[Source records Boundary: Start]

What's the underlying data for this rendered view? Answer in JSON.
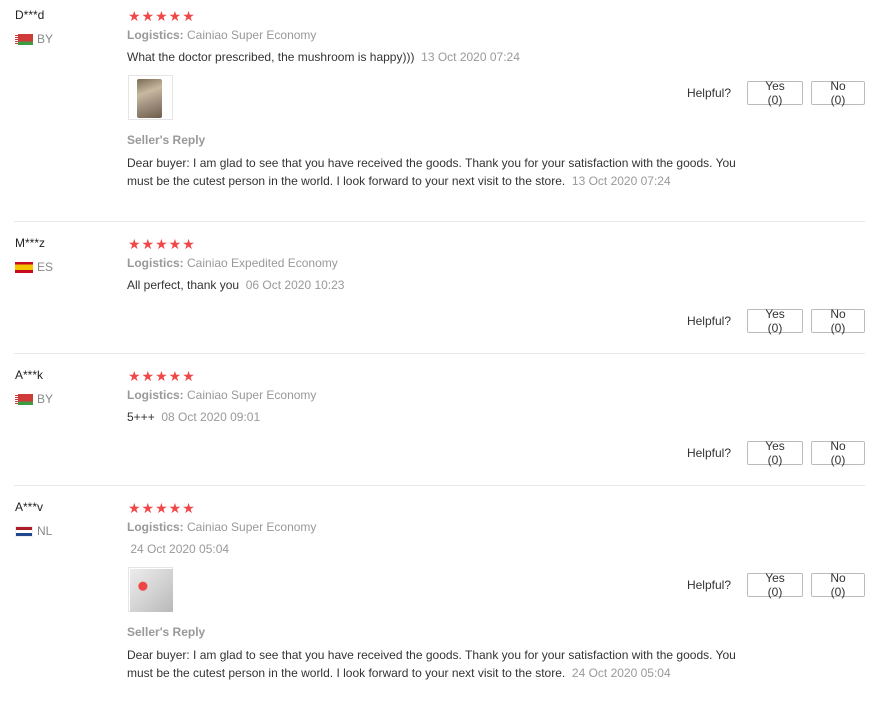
{
  "helpful_label": "Helpful?",
  "logistics_label": "Logistics:",
  "reviews": [
    {
      "user": "D***d",
      "country": "BY",
      "stars": "★★★★★",
      "logistics": "Cainiao Super Economy",
      "feedback": "What the doctor prescribed, the mushroom is happy)))",
      "date": "13 Oct 2020 07:24",
      "yes": "Yes (0)",
      "no": "No (0)",
      "reply_title": "Seller's Reply",
      "reply_text": "Dear buyer: I am glad to see that you have received the goods. Thank you for your satisfaction with the goods. You must be the cutest person in the world. I look forward to your next visit to the store.",
      "reply_date": "13 Oct 2020 07:24"
    },
    {
      "user": "M***z",
      "country": "ES",
      "stars": "★★★★★",
      "logistics": "Cainiao Expedited Economy",
      "feedback": "All perfect, thank you",
      "date": "06 Oct 2020 10:23",
      "yes": "Yes (0)",
      "no": "No (0)"
    },
    {
      "user": "A***k",
      "country": "BY",
      "stars": "★★★★★",
      "logistics": "Cainiao Super Economy",
      "feedback": "5+++",
      "date": "08 Oct 2020 09:01",
      "yes": "Yes (0)",
      "no": "No (0)"
    },
    {
      "user": "A***v",
      "country": "NL",
      "stars": "★★★★★",
      "logistics": "Cainiao Super Economy",
      "feedback": "",
      "date": "24 Oct 2020 05:04",
      "yes": "Yes (0)",
      "no": "No (0)",
      "reply_title": "Seller's Reply",
      "reply_text": "Dear buyer: I am glad to see that you have received the goods. Thank you for your satisfaction with the goods. You must be the cutest person in the world. I look forward to your next visit to the store.",
      "reply_date": "24 Oct 2020 05:04"
    }
  ]
}
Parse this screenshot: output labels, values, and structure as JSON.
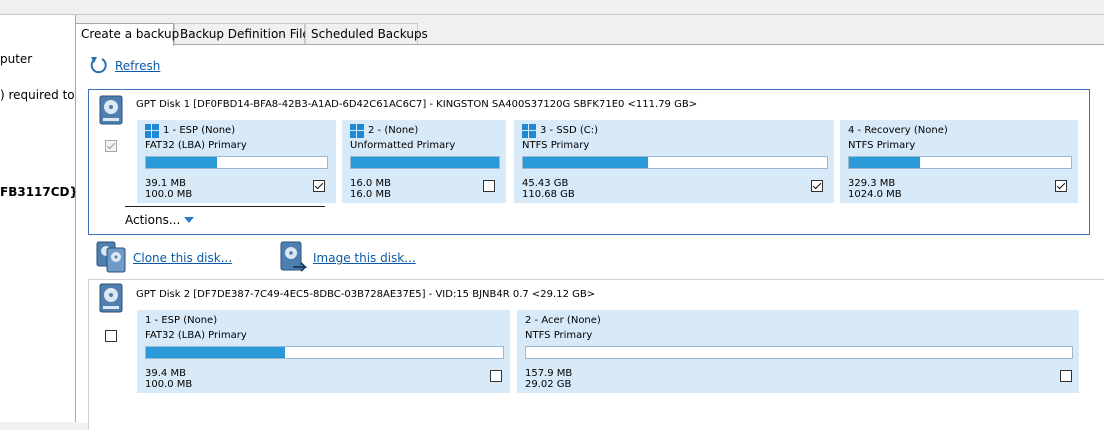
{
  "left_pane": {
    "lines": [
      "puter",
      ") required to",
      "FB3117CD}"
    ]
  },
  "tabs": [
    {
      "label": "Create a backup",
      "active": true
    },
    {
      "label": "Backup Definition Files",
      "active": false
    },
    {
      "label": "Scheduled Backups",
      "active": false
    }
  ],
  "refresh": {
    "label": "Refresh"
  },
  "colors": {
    "accent": "#2b9ad8",
    "partition_bg": "#d8eaf8",
    "link": "#0b5aa8",
    "selected_border": "#3b74b6"
  },
  "disks": [
    {
      "title": "GPT Disk 1 [DF0FBD14-BFA8-42B3-A1AD-6D42C61AC6C7] - KINGSTON SA400S37120G SBFK71E0  <111.79 GB>",
      "selected": true,
      "select_disabled": true,
      "partitions": [
        {
          "title": "1 - ESP (None)",
          "type": "FAT32 (LBA) Primary",
          "used": "39.1 MB",
          "total": "100.0 MB",
          "fill": 0.39,
          "checked": true,
          "windows_icon": true
        },
        {
          "title": "2 -  (None)",
          "type": "Unformatted Primary",
          "used": "16.0 MB",
          "total": "16.0 MB",
          "fill": 1.0,
          "checked": false,
          "windows_icon": true
        },
        {
          "title": "3 - SSD (C:)",
          "type": "NTFS Primary",
          "used": "45.43 GB",
          "total": "110.68 GB",
          "fill": 0.41,
          "checked": true,
          "windows_icon": true
        },
        {
          "title": "4 - Recovery (None)",
          "type": "NTFS Primary",
          "used": "329.3 MB",
          "total": "1024.0 MB",
          "fill": 0.32,
          "checked": true,
          "windows_icon": false
        }
      ],
      "actions_label": "Actions..."
    },
    {
      "title": "GPT Disk 2 [DF7DE387-7C49-4EC5-8DBC-03B728AE37E5] - VID:15 BJNB4R 0.7  <29.12 GB>",
      "selected": false,
      "select_disabled": false,
      "partitions": [
        {
          "title": "1 - ESP (None)",
          "type": "FAT32 (LBA) Primary",
          "used": "39.4 MB",
          "total": "100.0 MB",
          "fill": 0.39,
          "checked": false,
          "windows_icon": false
        },
        {
          "title": "2 - Acer (None)",
          "type": "NTFS Primary",
          "used": "157.9 MB",
          "total": "29.02 GB",
          "fill": 0.0,
          "checked": false,
          "windows_icon": false
        }
      ]
    }
  ],
  "operations": {
    "clone_label": "Clone this disk...",
    "image_label": "Image this disk..."
  }
}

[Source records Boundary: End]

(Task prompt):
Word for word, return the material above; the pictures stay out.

(Exercise response):
What's the underlying data for this rendered view? Answer in JSON.
{
  "helpful_label": "Helpful?",
  "logistics_label": "Logistics:",
  "reviews": [
    {
      "user": "D***d",
      "country": "BY",
      "stars": "★★★★★",
      "logistics": "Cainiao Super Economy",
      "feedback": "What the doctor prescribed, the mushroom is happy)))",
      "date": "13 Oct 2020 07:24",
      "yes": "Yes (0)",
      "no": "No (0)",
      "reply_title": "Seller's Reply",
      "reply_text": "Dear buyer: I am glad to see that you have received the goods. Thank you for your satisfaction with the goods. You must be the cutest person in the world. I look forward to your next visit to the store.",
      "reply_date": "13 Oct 2020 07:24"
    },
    {
      "user": "M***z",
      "country": "ES",
      "stars": "★★★★★",
      "logistics": "Cainiao Expedited Economy",
      "feedback": "All perfect, thank you",
      "date": "06 Oct 2020 10:23",
      "yes": "Yes (0)",
      "no": "No (0)"
    },
    {
      "user": "A***k",
      "country": "BY",
      "stars": "★★★★★",
      "logistics": "Cainiao Super Economy",
      "feedback": "5+++",
      "date": "08 Oct 2020 09:01",
      "yes": "Yes (0)",
      "no": "No (0)"
    },
    {
      "user": "A***v",
      "country": "NL",
      "stars": "★★★★★",
      "logistics": "Cainiao Super Economy",
      "feedback": "",
      "date": "24 Oct 2020 05:04",
      "yes": "Yes (0)",
      "no": "No (0)",
      "reply_title": "Seller's Reply",
      "reply_text": "Dear buyer: I am glad to see that you have received the goods. Thank you for your satisfaction with the goods. You must be the cutest person in the world. I look forward to your next visit to the store.",
      "reply_date": "24 Oct 2020 05:04"
    }
  ]
}
Parse this screenshot: output labels, values, and structure as JSON.
{
  "left_pane": {
    "lines": [
      "puter",
      ") required to",
      "FB3117CD}"
    ]
  },
  "tabs": [
    {
      "label": "Create a backup",
      "active": true
    },
    {
      "label": "Backup Definition Files",
      "active": false
    },
    {
      "label": "Scheduled Backups",
      "active": false
    }
  ],
  "refresh": {
    "label": "Refresh"
  },
  "colors": {
    "accent": "#2b9ad8",
    "partition_bg": "#d8eaf8",
    "link": "#0b5aa8",
    "selected_border": "#3b74b6"
  },
  "disks": [
    {
      "title": "GPT Disk 1 [DF0FBD14-BFA8-42B3-A1AD-6D42C61AC6C7] - KINGSTON SA400S37120G SBFK71E0  <111.79 GB>",
      "selected": true,
      "select_disabled": true,
      "partitions": [
        {
          "title": "1 - ESP (None)",
          "type": "FAT32 (LBA) Primary",
          "used": "39.1 MB",
          "total": "100.0 MB",
          "fill": 0.39,
          "checked": true,
          "windows_icon": true
        },
        {
          "title": "2 -  (None)",
          "type": "Unformatted Primary",
          "used": "16.0 MB",
          "total": "16.0 MB",
          "fill": 1.0,
          "checked": false,
          "windows_icon": true
        },
        {
          "title": "3 - SSD (C:)",
          "type": "NTFS Primary",
          "used": "45.43 GB",
          "total": "110.68 GB",
          "fill": 0.41,
          "checked": true,
          "windows_icon": true
        },
        {
          "title": "4 - Recovery (None)",
          "type": "NTFS Primary",
          "used": "329.3 MB",
          "total": "1024.0 MB",
          "fill": 0.32,
          "checked": true,
          "windows_icon": false
        }
      ],
      "actions_label": "Actions..."
    },
    {
      "title": "GPT Disk 2 [DF7DE387-7C49-4EC5-8DBC-03B728AE37E5] - VID:15 BJNB4R 0.7  <29.12 GB>",
      "selected": false,
      "select_disabled": false,
      "partitions": [
        {
          "title": "1 - ESP (None)",
          "type": "FAT32 (LBA) Primary",
          "used": "39.4 MB",
          "total": "100.0 MB",
          "fill": 0.39,
          "checked": false,
          "windows_icon": false
        },
        {
          "title": "2 - Acer (None)",
          "type": "NTFS Primary",
          "used": "157.9 MB",
          "total": "29.02 GB",
          "fill": 0.0,
          "checked": false,
          "windows_icon": false
        }
      ]
    }
  ],
  "operations": {
    "clone_label": "Clone this disk...",
    "image_label": "Image this disk..."
  }
}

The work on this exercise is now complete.